Records excerpted from a collection:
<<<<

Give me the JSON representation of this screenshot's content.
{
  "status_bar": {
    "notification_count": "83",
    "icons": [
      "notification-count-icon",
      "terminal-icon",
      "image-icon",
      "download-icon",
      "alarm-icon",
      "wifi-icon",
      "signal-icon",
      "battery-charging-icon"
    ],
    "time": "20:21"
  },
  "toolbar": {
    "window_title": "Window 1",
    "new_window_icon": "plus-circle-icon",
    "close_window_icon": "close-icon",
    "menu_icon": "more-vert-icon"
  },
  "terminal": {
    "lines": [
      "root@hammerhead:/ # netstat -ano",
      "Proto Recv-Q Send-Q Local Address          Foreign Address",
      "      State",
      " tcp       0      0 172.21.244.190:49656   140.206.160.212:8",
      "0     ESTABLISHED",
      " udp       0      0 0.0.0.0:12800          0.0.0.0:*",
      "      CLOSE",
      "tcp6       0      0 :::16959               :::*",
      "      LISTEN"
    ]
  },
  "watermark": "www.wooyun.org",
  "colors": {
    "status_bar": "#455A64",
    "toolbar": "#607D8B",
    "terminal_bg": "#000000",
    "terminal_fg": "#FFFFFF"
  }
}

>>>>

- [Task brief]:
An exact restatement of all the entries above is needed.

- [Written answer]:
Give me the JSON representation of this screenshot's content.
{
  "status_bar": {
    "notification_count": "83",
    "icons": [
      "notification-count-icon",
      "terminal-icon",
      "image-icon",
      "download-icon",
      "alarm-icon",
      "wifi-icon",
      "signal-icon",
      "battery-charging-icon"
    ],
    "time": "20:21"
  },
  "toolbar": {
    "window_title": "Window 1",
    "new_window_icon": "plus-circle-icon",
    "close_window_icon": "close-icon",
    "menu_icon": "more-vert-icon"
  },
  "terminal": {
    "lines": [
      "root@hammerhead:/ # netstat -ano",
      "Proto Recv-Q Send-Q Local Address          Foreign Address",
      "      State",
      " tcp       0      0 172.21.244.190:49656   140.206.160.212:8",
      "0     ESTABLISHED",
      " udp       0      0 0.0.0.0:12800          0.0.0.0:*",
      "      CLOSE",
      "tcp6       0      0 :::16959               :::*",
      "      LISTEN"
    ]
  },
  "watermark": "www.wooyun.org",
  "colors": {
    "status_bar": "#455A64",
    "toolbar": "#607D8B",
    "terminal_bg": "#000000",
    "terminal_fg": "#FFFFFF"
  }
}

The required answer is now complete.